Saturday, 20 February 2010


I ate the contents of my last can of Tuna at lunch today.

It's the last can  -   of the six I bought a couple of months ago.

It's the last can, cos I have decided to forswear Tuna.

    It's great and tasty fish, whether served from a can or grilled from a Tuna steak. The canned variety is cheap.

But humankind has ridden the oceans of 90% of their Tuna populations.  The 10% which are left are a shaky breeding stock.

We humans seem determined to eat whatever we can take from the oceans, thus denuding populations and reducing breeding stocks to an impossibly low level.

So I'll eat no more Tuna.

My decision will have no effect on the decline of Tuna.  Yet...

... I'll eat no more Tuna

Friday, 19 February 2010

My friend Betsy is visiting.

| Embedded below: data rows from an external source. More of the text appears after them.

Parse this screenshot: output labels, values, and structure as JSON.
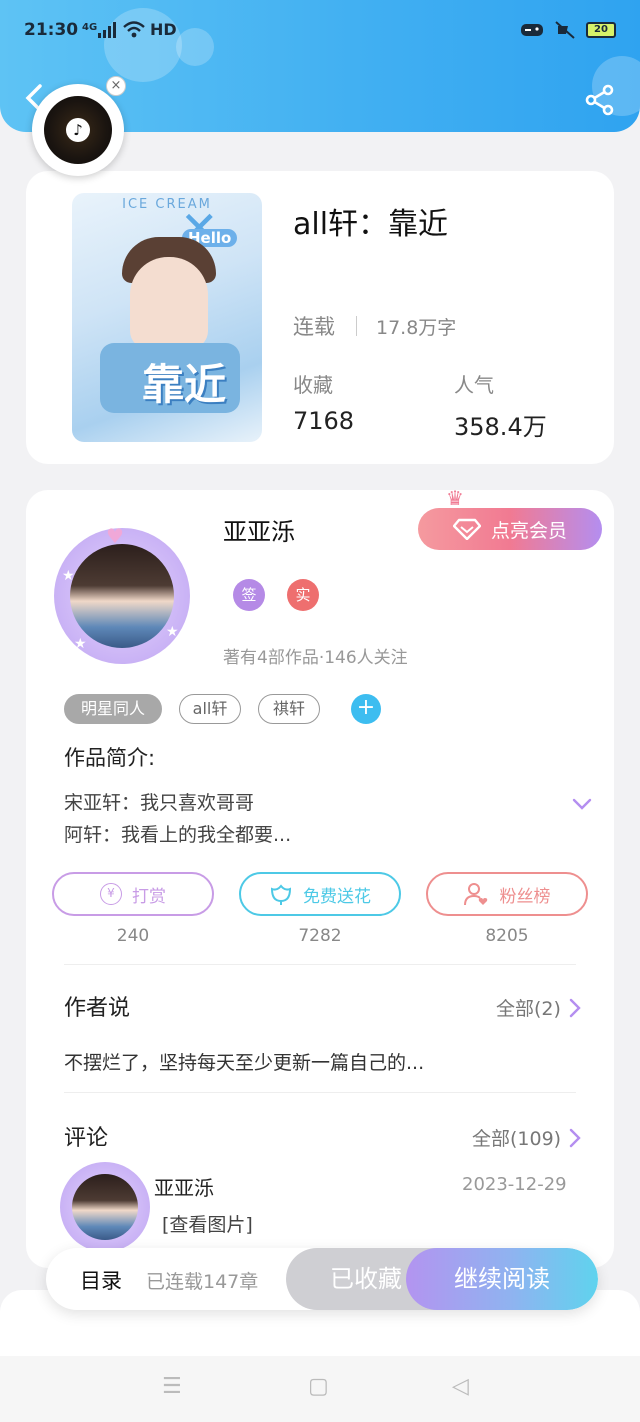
{
  "status_bar": {
    "time": "21:30",
    "network": "4G",
    "wifi_label": "HD",
    "battery": "20"
  },
  "header": {
    "back_icon": "chevron-left-icon",
    "share_icon": "share-icon",
    "accent_color": "#42b0f2"
  },
  "music_widget": {
    "icon": "music-note-icon",
    "close_label": "×"
  },
  "book": {
    "cover_top_text": "ICE CREAM",
    "cover_title_text": "靠近",
    "cover_hello": "Hello",
    "title": "all轩：靠近",
    "status": "连载",
    "word_count": "17.8万字",
    "favorites_label": "收藏",
    "favorites_value": "7168",
    "popularity_label": "人气",
    "popularity_value": "358.4万"
  },
  "author": {
    "name": "亚亚泺",
    "vip_button": "点亮会员",
    "badge_signed": "签",
    "badge_verified": "实",
    "meta": "著有4部作品·146人关注",
    "tags": [
      "明星同人",
      "all轩",
      "祺轩"
    ],
    "add_tag": "+",
    "intro_title": "作品简介:",
    "intro_lines": [
      "宋亚轩：我只喜欢哥哥",
      "阿轩：我看上的我全都要..."
    ]
  },
  "actions": [
    {
      "label": "打赏",
      "count": "240",
      "icon": "yen-coin-icon",
      "color": "#c89ce6"
    },
    {
      "label": "免费送花",
      "count": "7282",
      "icon": "flower-icon",
      "color": "#4dc9e6"
    },
    {
      "label": "粉丝榜",
      "count": "8205",
      "icon": "user-heart-icon",
      "color": "#ee8f8f"
    }
  ],
  "author_says": {
    "title": "作者说",
    "all_link": "全部(2)",
    "text": "不摆烂了，坚持每天至少更新一篇自己的..."
  },
  "comments": {
    "title": "评论",
    "all_link": "全部(109)",
    "items": [
      {
        "user": "亚亚泺",
        "date": "2023-12-29",
        "text": "[查看图片]"
      }
    ]
  },
  "read_bar": {
    "toc": "目录",
    "chapters": "已连载147章",
    "saved": "已收藏",
    "continue": "继续阅读"
  },
  "nav_bar": {
    "menu": "☰",
    "home": "▢",
    "back": "◁"
  }
}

“Oh, the comfort, the inexpressible comfort of
feeling safe with a person,
having neither to weigh thoughts, nor measure words, 
but pour them all out, just as they are, chaff and grain together;
knowing that a faithful hand will take and sift them,
keep what is worth keeping, 
and then with the breath of kindness blow the rest away.”

(Attributed to George Elliott)

Thursday, 18 February 2010

St. James's Days

For a brief period when I was Rector at St. James's, Cambridge, MA there were six assisting priests. They each had "day jobs", and were not salaried by St. James's.

Here they are from left to right.

The Revd. Dr Ian Douglas,then a Professor at Episcopal Divinity School, and soon to be Bishop of Connecticut.

The Revd. Dr. Robert K Massie, noted environmentalist and worker for God's justice - still at St. James's.

The Revd. Christine Marie. Then a student at Episcopal Divinity School (whilst her husband was studying at the Harvard Kennedy School of Government). We've lost touch.

The Revd. Dr. Andrew McGowan, then a Professor at Episcopal Divinity School, now the head honcho at Trinity College, University of Melbourne, Australia.

The Revd. Dr. Judy Gay, former missionary to Liberia and Lesotho, and now retired.. (One of the first two women to be ordained in Lesotho, the other being a Lesothan). - still at St. James's,

The Revd. Bruce Bryant-Scott, then on Sabbatical leave at Harvard Divinity School, now back in parish ministry in British Columbia.

They are an extra-ordinarily bright and talented group, and I was blessed to be able to share in ministry with them.

Wednesday, 17 February 2010

Think about it (2) and grin!

It doesn’t matter what you do in the bedroom as long as you don’t do it in the street and frighten the horses.

Daphne Fielding, The Duchess of Jermyn Street.


Let’s make a law that gay people can have birthdays, but straight people get more cake - you know, to send the right message to kids.



Aunt Lorraine said, “Bob, you’re gay. Are you seeing a psychiatrist?” I said, “No, I’m seeing a lieutenant in the Navy”.




Monday, 15 February 2010

Photo's from the February 14th 2010 baptism at St. Boniface Church

(1)  Ione with her parents, god-parents and big sister. 

(2) Children bless the water with their hands

(3)  Michael (Priest), Alan (Deacon) with Ione

(4) The two Grand-mothers

Sunday, 14 February 2010

A blessed event

The parish which is a spiritual home for me is St. Boniface on Siesta Key, Sarasota, FL.  I am one of six retired Priests who hang out there.

St. Boniface has two and a half priests on staff.  There is Ted Copeland (Rector), Andrea Taylor (Assistant), and Wesley Wasdyke (Associate).
Wesley (“Wes”) spends half the year in New Hampshire, so he is the “half” of the two and a half.
Andrea (“Andi”) and I were colleagues in the greater Boston area, so we are delighted to have been re-united.
Ted is a great Rector.  He is so very generous in the ways that he shares ministerial leadership with Andi and Wes, and with his six retirees.
So it was that Ted, my Rector, asked me to assist this morning by baptising 6 month old Ione Rose Gasparillo.
For various reasons this baptism was slated to take place between the 9:00 and 11:15 services.  (Ted and Wes were teaching classes at that time, and Andi was with the youth group which was concluding a 30 hour fast).
What a gift to me! In all my priestly life the honour of baptising was at the very pinnacle of my joys.  As ever, I got teary eyed in the baptism, especially as I held this lovely baby (who snuggled in to me quite naturally). 
I’ve not baptised in more than four years.  This morning’s baptism reminded me of the joy of my priestly vocation, and caused me to be very grateful for my Rector and his trust in me!